As darkness fell an eel of about a pound took the maggots, so that rod was switched to another method feeder, but with a single plastic pellet on the hair. At half past eleven the corn rod tried to spring into life, but as it was a bream that had picked up the 'corn' it wasn't exactly hyper. The dead weight on the end of the line told it's story, a couple of tail slaps as it neared the net and I had my first double in the net. In the past I had scoffed at people fishing for bream, but now I could see the attraction. When they get to that sort of size they look like another species.
The next time an alarm sounded it was a proper screamer, and at two in the morning it was a bit of a shock. Unfortunately the hook point made contact with the pellet and I failed to hook the fish.
At dawn the tench were rolling and tail slapping again, so the maggot feeder went back out, this time with two plastic casters on the hair. I do like these plastic baits. However it was the corn that was off again, and a hard scrapping seven pounder, the deepest bodied tench I have ever seen, was netted and returned. I didn't bother with a photo as the way the tench were rolling in the area I was sure more would be following soon. Well, if more than twelve hours later is soon, one did!

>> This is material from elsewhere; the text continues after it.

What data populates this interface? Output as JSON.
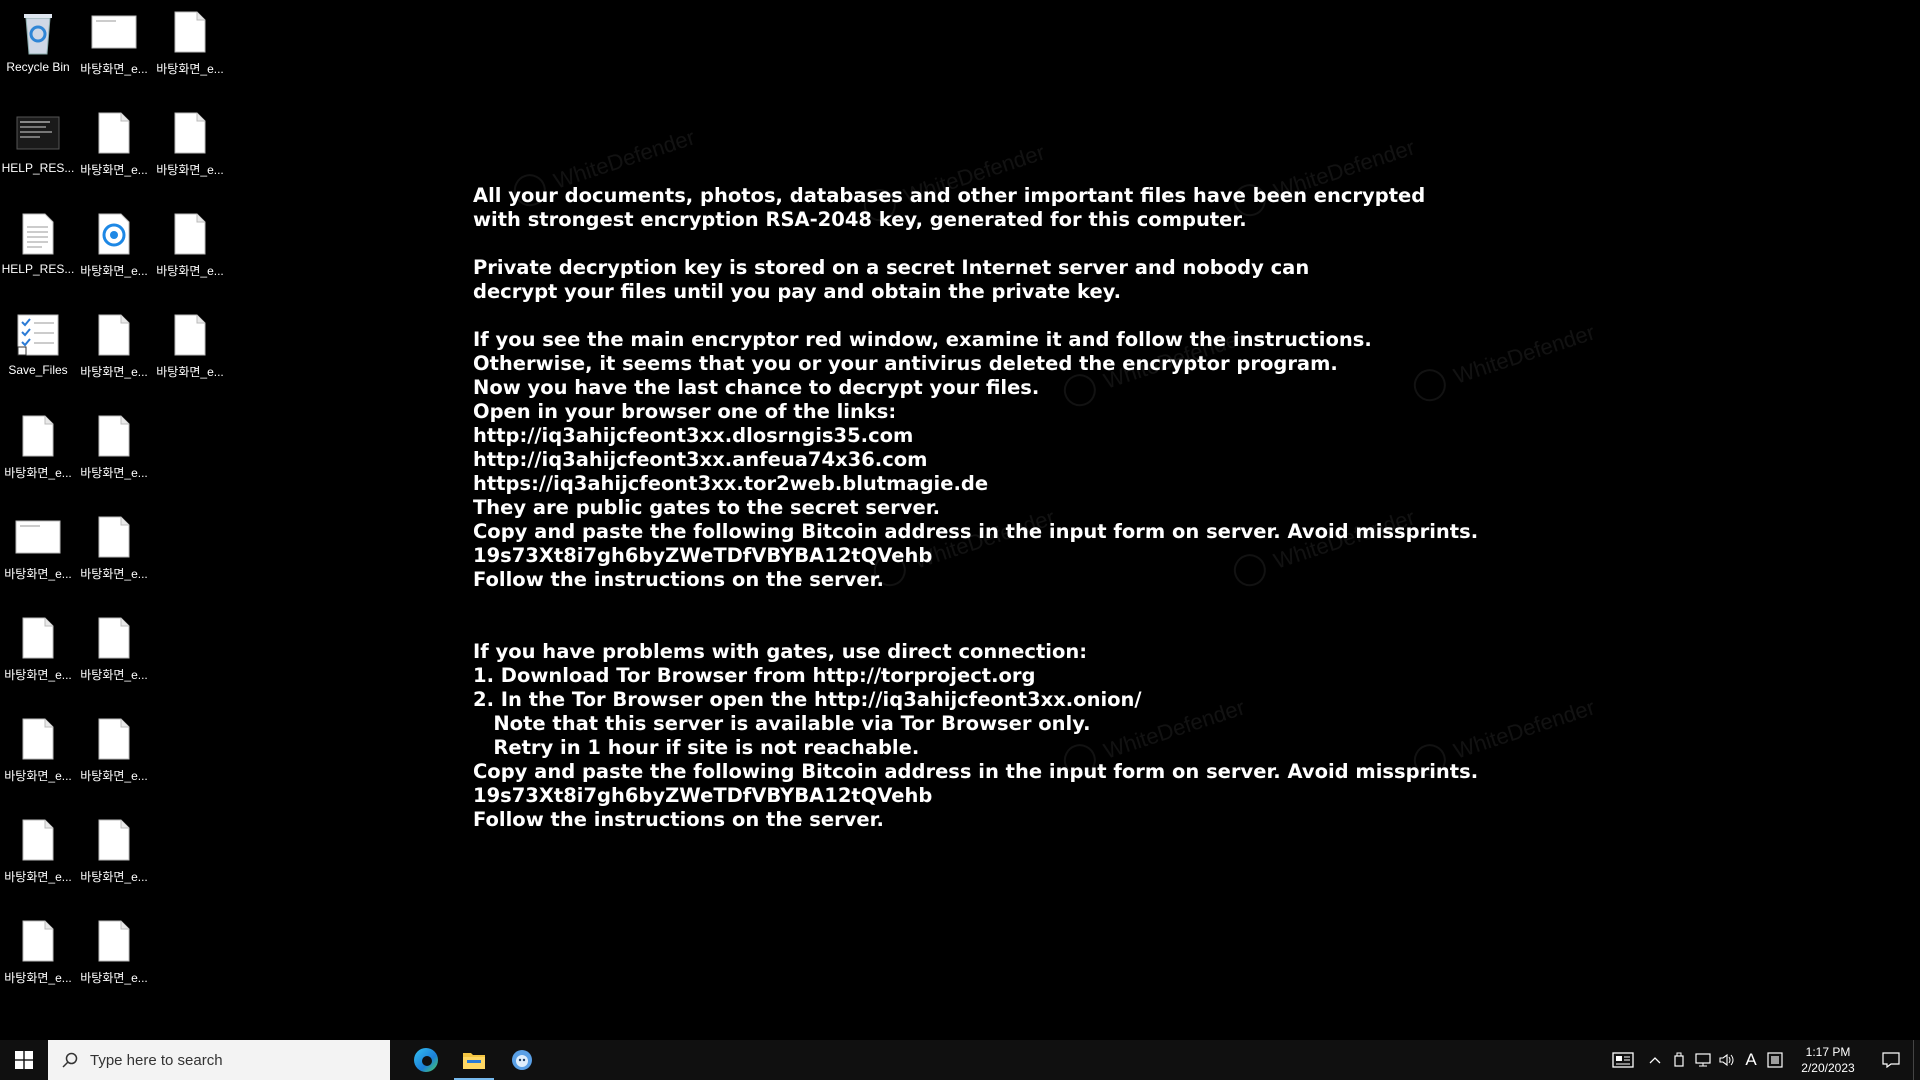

Having a chat and a cup of tea with my host when he called to see me after work the casters headed for the hills. This tench fought harder than the first one, and I was concerned about the hold the size 16 hook had. Rightly so as it fell out in the net. In the sling and weighed it was a new personal best by two ounces.
As you can see above, I let some old bloke hold it for the photograph...
Despite more tench activity on the surface the infuriating fish would not pick up my baits. So, in preparation for some more bream activity I again rigged up two method feeders and lay back for some sleep. I was awoken around two by a very dodgy take to the corn rod, and it was like Groundhog Day as the perfect twin, to the ounce, of the first night's bream was netted. This time I made a slightly better job of the photos, though.
The final morning dawned damp, and again tench were everywhere. Only one small one deigned to pick up one of my artificial offerings, and picking a lull in the rain I packed up and headed for the water I have been fishing since April.
Talking to the anglers already there things had gone from bad to worse and very little action was being had - although one bloke I was talking to as he set up stall had fish rolling all over the place in front of him. I chose to head for a swim that, although usually popular, hadn't been fished for some weeks. As soon as I had my baits out a good tench rolled over them. More visual signs of tench followed before dark and at dawn, more so than usual on this venue, but take my baits they would not. A move was called for and a chat with other anglers to see what had been occurring. Not a lot. The guy who had a swim full of tench had not had a sniff! What to do? Pick a swim with no tench activity?
I set up away from the rolling fish, but not too far away,and put out some bait again. Felt confident. Saw tench over the bait. And blanked. The following morning dawned foggy, and when it lifted and the chill went from the air I called it quits. Just goes to show that you have to be on feeding fish to catch them.